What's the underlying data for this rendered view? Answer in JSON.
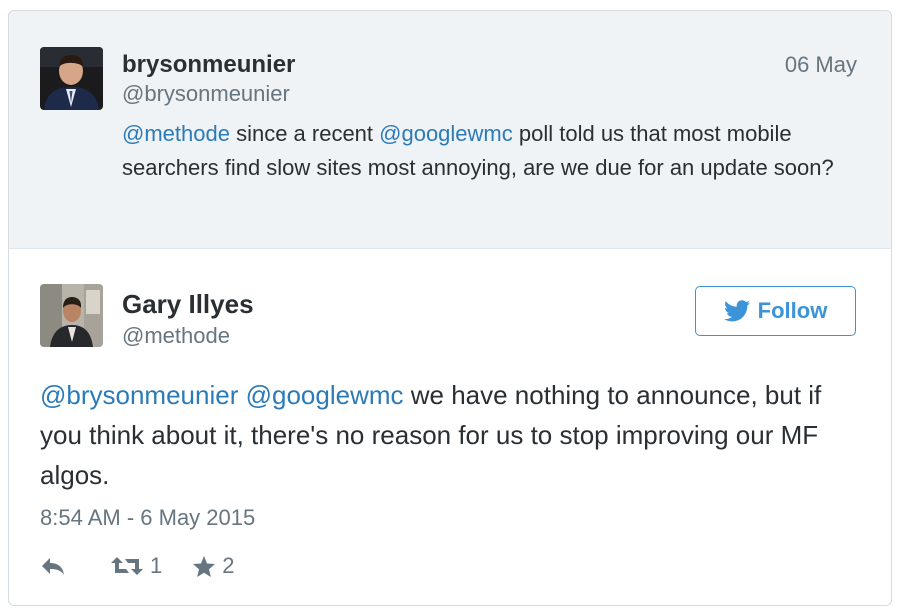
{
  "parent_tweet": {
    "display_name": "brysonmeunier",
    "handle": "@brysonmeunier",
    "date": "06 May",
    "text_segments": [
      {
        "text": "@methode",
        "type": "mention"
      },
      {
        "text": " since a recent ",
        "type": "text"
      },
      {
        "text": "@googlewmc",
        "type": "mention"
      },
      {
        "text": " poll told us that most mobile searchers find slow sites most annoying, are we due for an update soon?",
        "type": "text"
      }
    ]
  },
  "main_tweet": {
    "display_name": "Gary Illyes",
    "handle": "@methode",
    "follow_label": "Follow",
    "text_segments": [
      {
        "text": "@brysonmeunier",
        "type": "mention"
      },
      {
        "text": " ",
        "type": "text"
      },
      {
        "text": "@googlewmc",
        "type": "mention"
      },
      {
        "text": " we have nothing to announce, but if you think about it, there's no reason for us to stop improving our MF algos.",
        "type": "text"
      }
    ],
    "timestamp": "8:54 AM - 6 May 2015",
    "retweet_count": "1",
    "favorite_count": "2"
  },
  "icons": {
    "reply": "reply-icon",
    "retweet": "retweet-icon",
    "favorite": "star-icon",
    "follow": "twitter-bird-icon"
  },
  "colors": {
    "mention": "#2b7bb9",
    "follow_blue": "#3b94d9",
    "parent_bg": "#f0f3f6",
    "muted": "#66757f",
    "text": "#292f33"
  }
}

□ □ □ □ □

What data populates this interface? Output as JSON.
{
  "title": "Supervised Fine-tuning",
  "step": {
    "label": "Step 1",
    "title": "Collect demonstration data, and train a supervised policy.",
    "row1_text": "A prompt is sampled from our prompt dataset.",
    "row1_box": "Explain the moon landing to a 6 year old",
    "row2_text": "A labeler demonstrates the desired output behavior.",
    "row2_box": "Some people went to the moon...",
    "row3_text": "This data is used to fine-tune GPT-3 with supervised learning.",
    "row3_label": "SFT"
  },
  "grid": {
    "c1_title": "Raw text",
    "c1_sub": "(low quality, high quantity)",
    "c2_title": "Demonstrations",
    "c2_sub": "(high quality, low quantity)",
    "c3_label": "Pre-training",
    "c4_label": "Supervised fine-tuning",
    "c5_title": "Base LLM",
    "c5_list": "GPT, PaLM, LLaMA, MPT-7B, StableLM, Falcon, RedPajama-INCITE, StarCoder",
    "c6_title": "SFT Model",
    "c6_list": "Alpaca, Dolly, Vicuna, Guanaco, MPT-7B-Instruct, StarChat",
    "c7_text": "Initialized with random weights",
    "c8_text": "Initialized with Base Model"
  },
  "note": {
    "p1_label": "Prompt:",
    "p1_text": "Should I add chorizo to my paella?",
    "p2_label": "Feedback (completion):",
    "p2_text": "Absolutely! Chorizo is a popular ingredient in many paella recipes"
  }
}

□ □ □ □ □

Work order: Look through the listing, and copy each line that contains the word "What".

Expected output:
What's the underlying data for this rendered view? Answer in JSON.
What data populates this interface? Output as JSON.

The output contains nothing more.